§ Task statement: Give the records again word for word. Leave every picture out.

————————

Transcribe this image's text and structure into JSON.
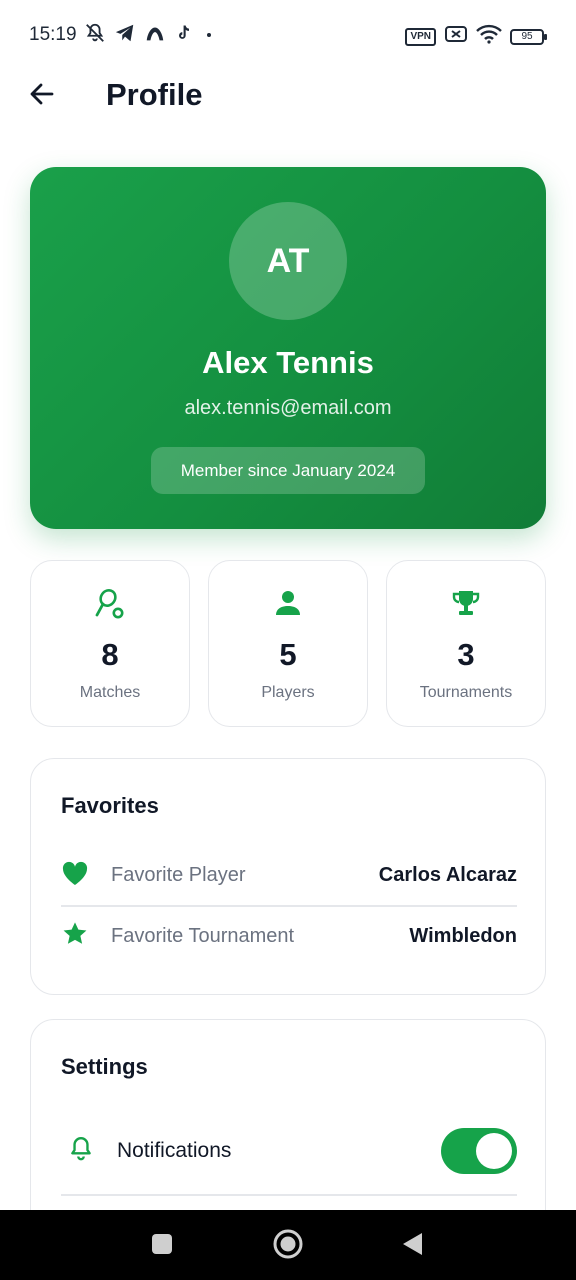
{
  "status_bar": {
    "time": "15:19",
    "vpn_label": "VPN",
    "battery_level": "95",
    "left_icons": [
      "mute-icon",
      "telegram-icon",
      "app-icon",
      "tiktok-icon",
      "dot-icon"
    ],
    "right_icons": [
      "vpn-icon",
      "sim-icon",
      "wifi-icon",
      "battery-icon"
    ]
  },
  "header": {
    "title": "Profile",
    "back_icon": "arrow-left-icon"
  },
  "profile": {
    "initials": "AT",
    "name": "Alex Tennis",
    "email": "alex.tennis@email.com",
    "member_since": "Member since January 2024",
    "accent_color": "#16a34a"
  },
  "stats": [
    {
      "icon": "racket-icon",
      "value": "8",
      "label": "Matches"
    },
    {
      "icon": "person-icon",
      "value": "5",
      "label": "Players"
    },
    {
      "icon": "trophy-icon",
      "value": "3",
      "label": "Tournaments"
    }
  ],
  "favorites": {
    "title": "Favorites",
    "items": [
      {
        "icon": "heart-icon",
        "label": "Favorite Player",
        "value": "Carlos Alcaraz"
      },
      {
        "icon": "star-icon",
        "label": "Favorite Tournament",
        "value": "Wimbledon"
      }
    ]
  },
  "settings": {
    "title": "Settings",
    "items": [
      {
        "icon": "bell-icon",
        "label": "Notifications",
        "enabled": true
      }
    ]
  },
  "nav_bar": {
    "buttons": [
      "recents-icon",
      "home-icon",
      "back-triangle-icon"
    ]
  }
}
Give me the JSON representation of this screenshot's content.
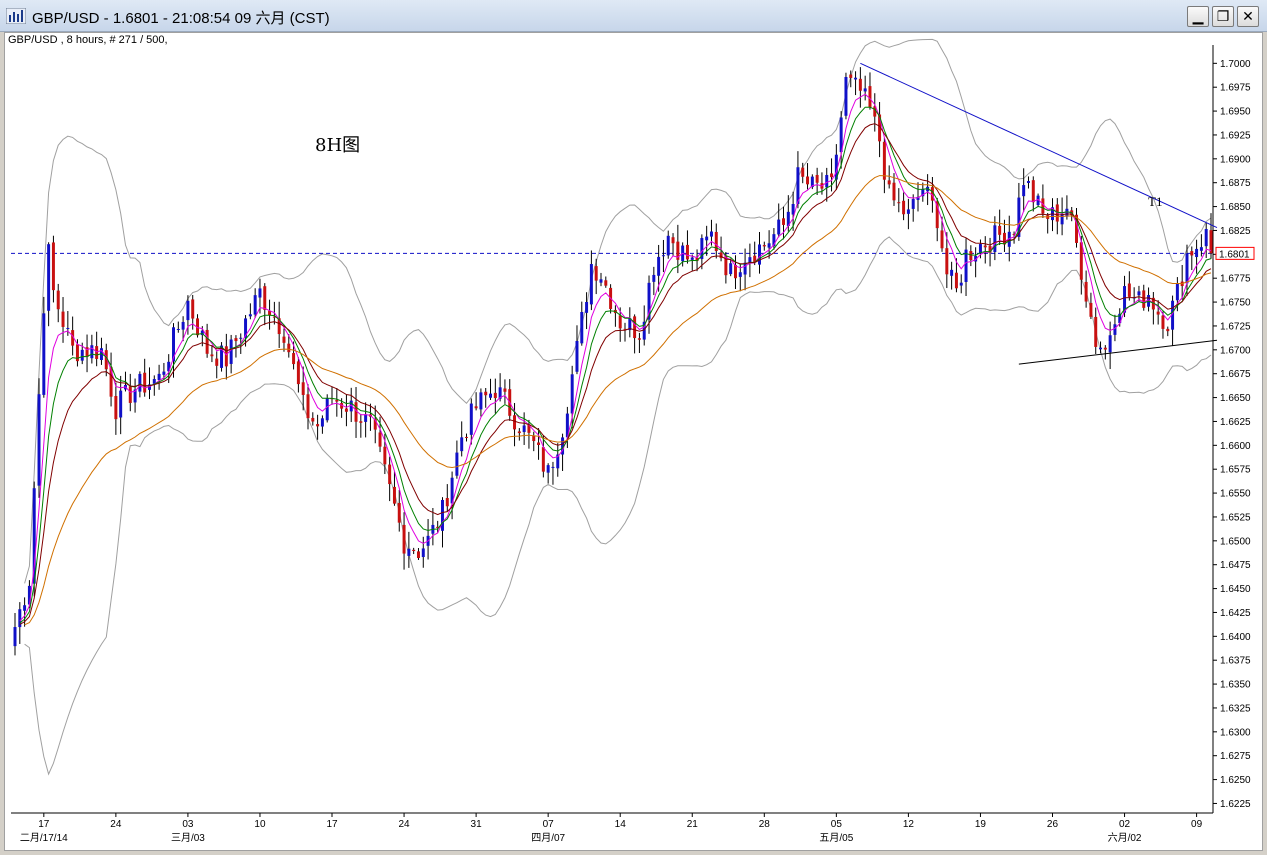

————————

§ Result:
Transcribe this image's text and structure into JSON.
{
  "status_bar": {
    "time": "15:19",
    "vpn_label": "VPN",
    "battery_level": "95",
    "left_icons": [
      "mute-icon",
      "telegram-icon",
      "app-icon",
      "tiktok-icon",
      "dot-icon"
    ],
    "right_icons": [
      "vpn-icon",
      "sim-icon",
      "wifi-icon",
      "battery-icon"
    ]
  },
  "header": {
    "title": "Profile",
    "back_icon": "arrow-left-icon"
  },
  "profile": {
    "initials": "AT",
    "name": "Alex Tennis",
    "email": "alex.tennis@email.com",
    "member_since": "Member since January 2024",
    "accent_color": "#16a34a"
  },
  "stats": [
    {
      "icon": "racket-icon",
      "value": "8",
      "label": "Matches"
    },
    {
      "icon": "person-icon",
      "value": "5",
      "label": "Players"
    },
    {
      "icon": "trophy-icon",
      "value": "3",
      "label": "Tournaments"
    }
  ],
  "favorites": {
    "title": "Favorites",
    "items": [
      {
        "icon": "heart-icon",
        "label": "Favorite Player",
        "value": "Carlos Alcaraz"
      },
      {
        "icon": "star-icon",
        "label": "Favorite Tournament",
        "value": "Wimbledon"
      }
    ]
  },
  "settings": {
    "title": "Settings",
    "items": [
      {
        "icon": "bell-icon",
        "label": "Notifications",
        "enabled": true
      }
    ]
  },
  "nav_bar": {
    "buttons": [
      "recents-icon",
      "home-icon",
      "back-triangle-icon"
    ]
  }
}
Give me the JSON representation of this screenshot's content.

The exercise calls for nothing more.